• _Your objective_:
Below are lines of data. Give the number of them that contain the string "JSON", and nothing else.

Dataset rows for apps and sites

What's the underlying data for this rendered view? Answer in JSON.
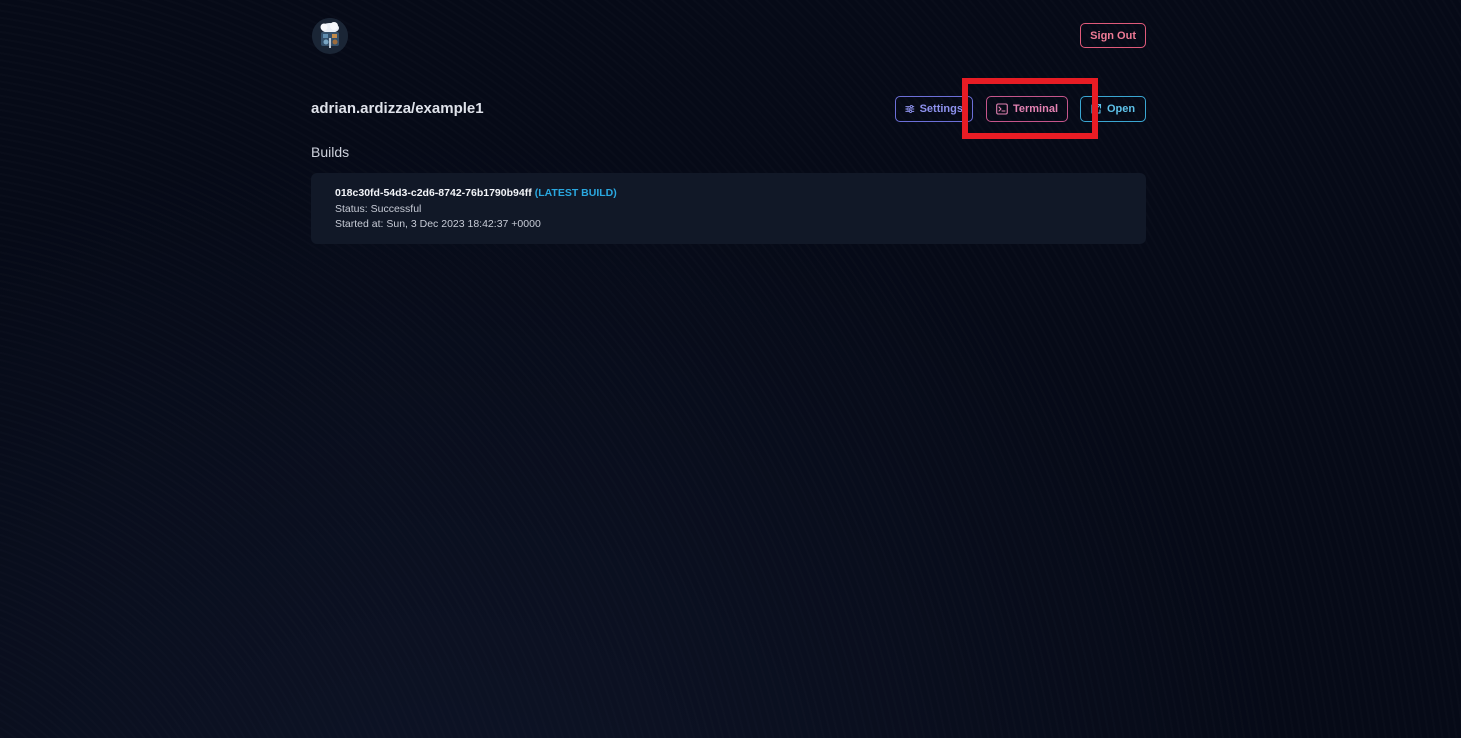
{
  "header": {
    "sign_out_label": "Sign Out"
  },
  "repo": {
    "title": "adrian.ardizza/example1"
  },
  "actions": {
    "settings_label": "Settings",
    "terminal_label": "Terminal",
    "open_label": "Open"
  },
  "builds": {
    "section_title": "Builds",
    "items": [
      {
        "id": "018c30fd-54d3-c2d6-8742-76b1790b94ff",
        "badge": "(LATEST BUILD)",
        "status": "Status: Successful",
        "started_at": "Started at: Sun, 3 Dec 2023 18:42:37 +0000"
      }
    ]
  },
  "colors": {
    "background": "#060a17",
    "card": "#111827",
    "settings_accent": "#8e92ef",
    "terminal_accent": "#e482b3",
    "open_accent": "#5ec2ea",
    "signout_accent": "#f07b96",
    "badge_accent": "#2aa8e0",
    "highlight_box": "#e81c24"
  },
  "icons": {
    "logo": "logo-avatar",
    "settings": "sliders-icon",
    "terminal": "terminal-icon",
    "open": "external-link-icon"
  }
}
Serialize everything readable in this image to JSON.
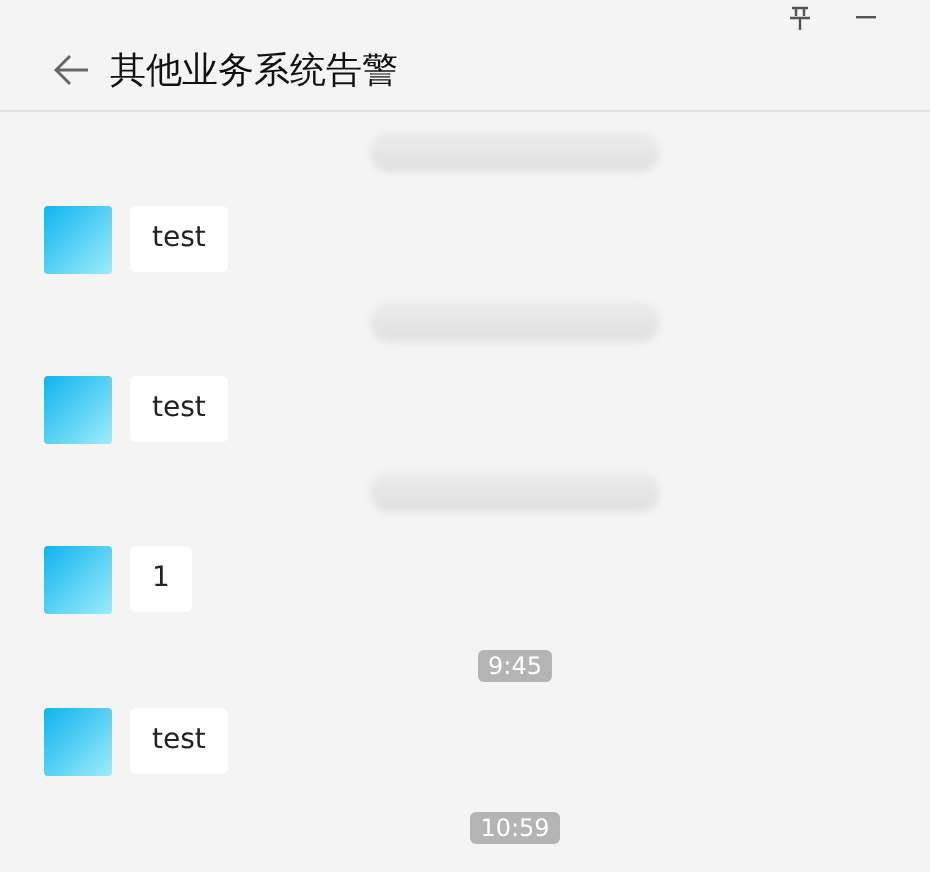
{
  "window": {
    "title": "其他业务系统告警"
  },
  "feed": [
    {
      "kind": "redacted"
    },
    {
      "kind": "message",
      "text": "test"
    },
    {
      "kind": "redacted"
    },
    {
      "kind": "message",
      "text": "test"
    },
    {
      "kind": "redacted"
    },
    {
      "kind": "message",
      "text": "1"
    },
    {
      "kind": "time",
      "text": "9:45"
    },
    {
      "kind": "message",
      "text": "test"
    },
    {
      "kind": "time",
      "text": "10:59"
    }
  ]
}
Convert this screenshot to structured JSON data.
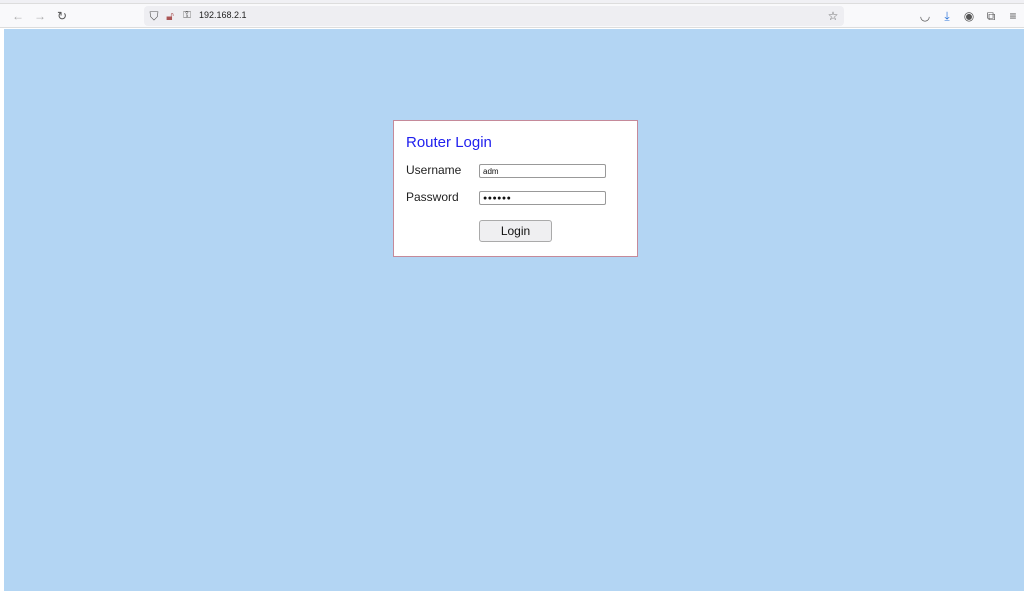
{
  "browser": {
    "url": "192.168.2.1",
    "icons": [
      "back-icon",
      "forward-icon",
      "reload-icon",
      "shield-icon",
      "insecure-lock-icon",
      "key-icon",
      "star-icon",
      "pocket-icon",
      "download-icon",
      "account-icon",
      "extensions-icon",
      "menu-icon"
    ]
  },
  "login": {
    "title": "Router Login",
    "username_label": "Username",
    "username_value": "adm",
    "password_label": "Password",
    "password_masked": "●●●●●●",
    "login_button": "Login"
  },
  "colors": {
    "background": "#b3d5f3",
    "title": "#2020ee",
    "card_border": "#c58a9a"
  }
}
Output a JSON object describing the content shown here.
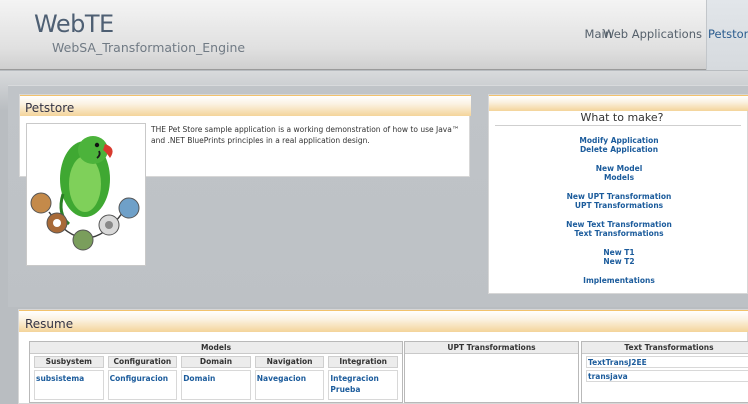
{
  "header": {
    "brand": "WebTE",
    "tagline": "WebSA_Transformation_Engine",
    "nav": [
      "Main",
      "Web Applications"
    ],
    "nav_active": "Petstore"
  },
  "petstore": {
    "title": "Petstore",
    "description": "THE Pet Store sample application is a working demonstration of how to use Java™ and .NET BluePrints principles in a real application design.",
    "image_icon": "parrot-and-pets-illustration"
  },
  "make": {
    "title": "What to make?",
    "groups": [
      [
        "Modify Application",
        "Delete Application"
      ],
      [
        "New Model",
        "Models"
      ],
      [
        "New UPT Transformation",
        "UPT Transformations"
      ],
      [
        "New Text Transformation",
        "Text Transformations"
      ],
      [
        "New T1",
        "New T2"
      ],
      [
        "Implementations"
      ]
    ]
  },
  "resume": {
    "title": "Resume",
    "models": {
      "caption": "Models",
      "columns": [
        "Susbystem",
        "Configuration",
        "Domain",
        "Navigation",
        "Integration"
      ],
      "cells": [
        [
          "subsistema"
        ],
        [
          "Configuracion"
        ],
        [
          "Domain"
        ],
        [
          "Navegacion"
        ],
        [
          "Integracion",
          "Prueba"
        ]
      ]
    },
    "upt": {
      "caption": "UPT Transformations"
    },
    "text": {
      "caption": "Text Transformations",
      "rows": [
        "TextTransJ2EE",
        "transjava"
      ]
    }
  },
  "colors": {
    "link": "#1c5c9c",
    "brand": "#4e5f73",
    "panel_header_accent": "#f4d49a",
    "nav_active": "#2c5d8f"
  }
}
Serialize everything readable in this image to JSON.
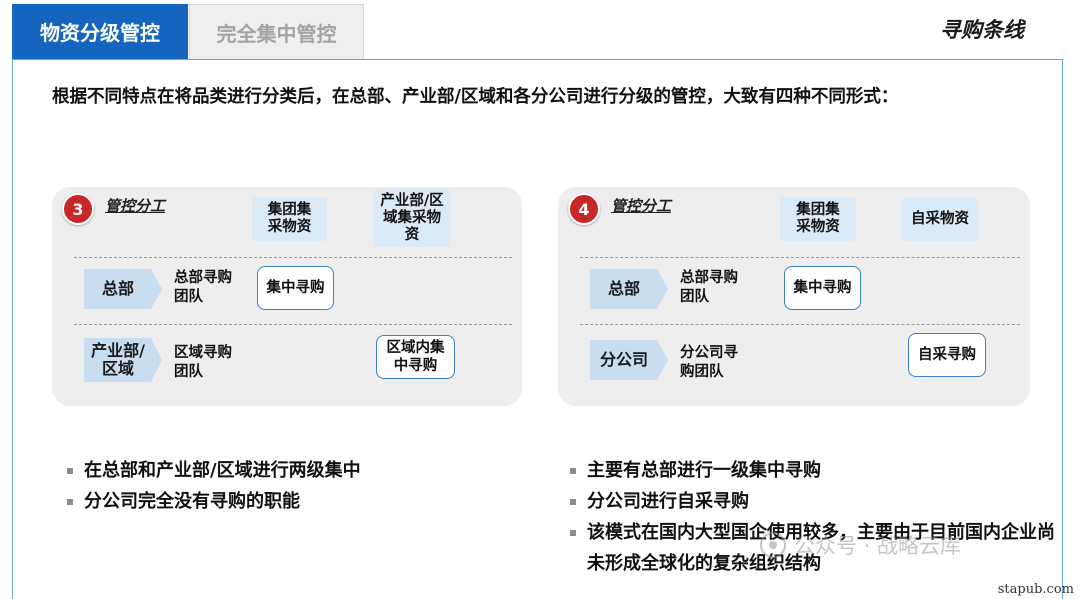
{
  "tabs": [
    {
      "label": "物资分级管控",
      "active": true
    },
    {
      "label": "完全集中管控",
      "active": false
    }
  ],
  "section_title": "寻购条线",
  "intro": "根据不同特点在将品类进行分类后，在总部、产业部/区域和各分公司进行分级的管控，大致有四种不同形式：",
  "panels": [
    {
      "number": "3",
      "mgmt_label": "管控分工",
      "categories": [
        "集团集采物资",
        "产业部/区域集采物资"
      ],
      "rows": [
        {
          "org": "总部",
          "desc": "总部寻购团队",
          "mode": "集中寻购"
        },
        {
          "org": "产业部/区域",
          "desc": "区域寻购团队",
          "mode": "区域内集中寻购"
        }
      ]
    },
    {
      "number": "4",
      "mgmt_label": "管控分工",
      "categories": [
        "集团集采物资",
        "自采物资"
      ],
      "rows": [
        {
          "org": "总部",
          "desc": "总部寻购团队",
          "mode": "集中寻购"
        },
        {
          "org": "分公司",
          "desc": "分公司寻购团队",
          "mode": "自采寻购"
        }
      ]
    }
  ],
  "bullets_left": [
    "在总部和产业部/区域进行两级集中",
    "分公司完全没有寻购的职能"
  ],
  "bullets_right": [
    "主要有总部进行一级集中寻购",
    "分公司进行自采寻购",
    "该模式在国内大型国企使用较多，主要由于目前国内企业尚未形成全球化的复杂组织结构"
  ],
  "watermark": "公众号 · 战略云库",
  "site_mark": "stapub.com",
  "colors": {
    "tab_active": "#1565c0",
    "badge": "#c62828",
    "category_fill": "#dbeaf7",
    "org_arrow": "#c9ddf1",
    "mode_border": "#3b7fc4"
  }
}
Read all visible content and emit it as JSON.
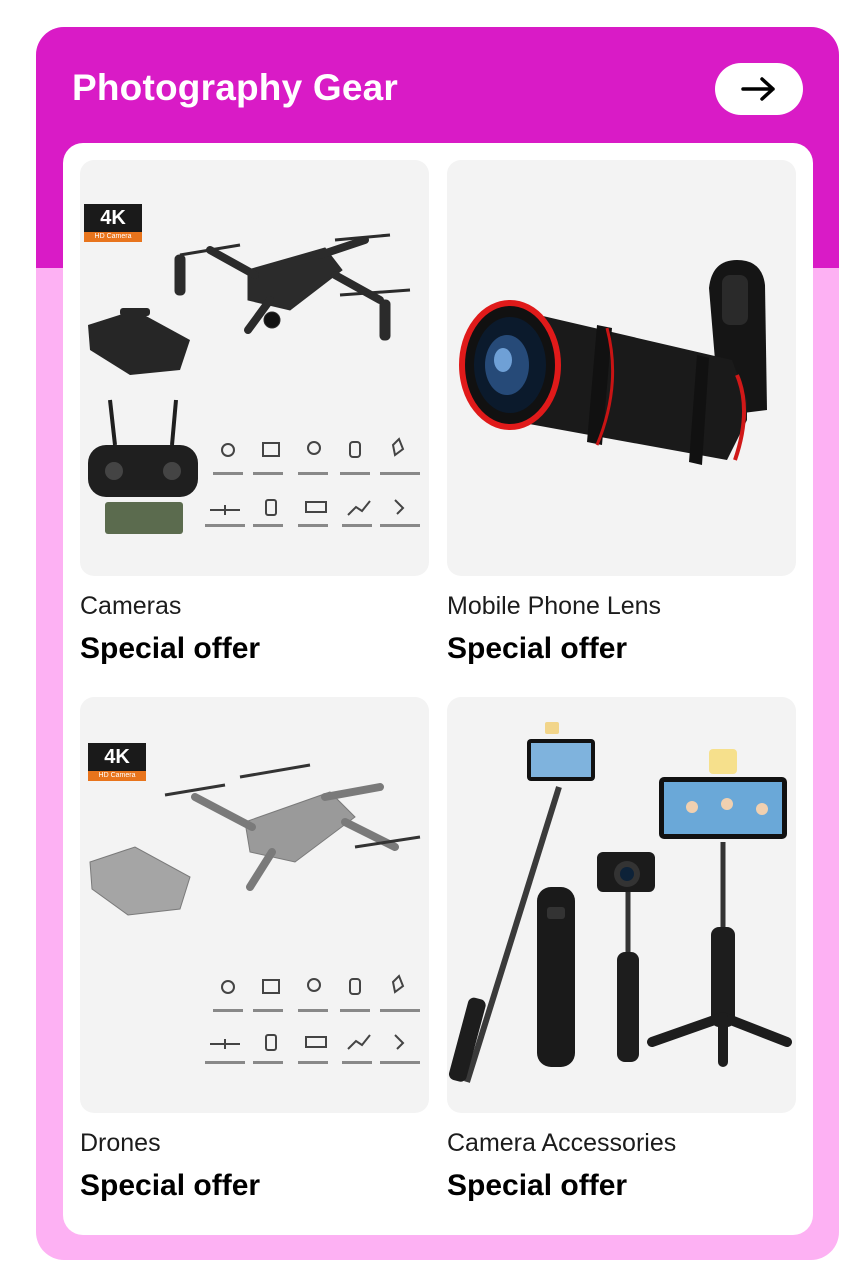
{
  "section": {
    "title": "Photography Gear",
    "arrow_icon": "arrow-right-icon"
  },
  "colors": {
    "header_bg": "#d91bc6",
    "card_bg": "#fdb1f3",
    "tile_bg": "#f3f3f3"
  },
  "tiles": [
    {
      "name": "Cameras",
      "offer": "Special offer",
      "badge": "4K",
      "badge_sub": "HD Camera",
      "image": "drone-with-controller"
    },
    {
      "name": "Mobile Phone Lens",
      "offer": "Special offer",
      "image": "telephoto-clip-lens"
    },
    {
      "name": "Drones",
      "offer": "Special offer",
      "badge": "4K",
      "badge_sub": "HD Camera",
      "image": "grey-drone"
    },
    {
      "name": "Camera Accessories",
      "offer": "Special offer",
      "image": "selfie-stick-tripods"
    }
  ]
}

• _Task result_:
6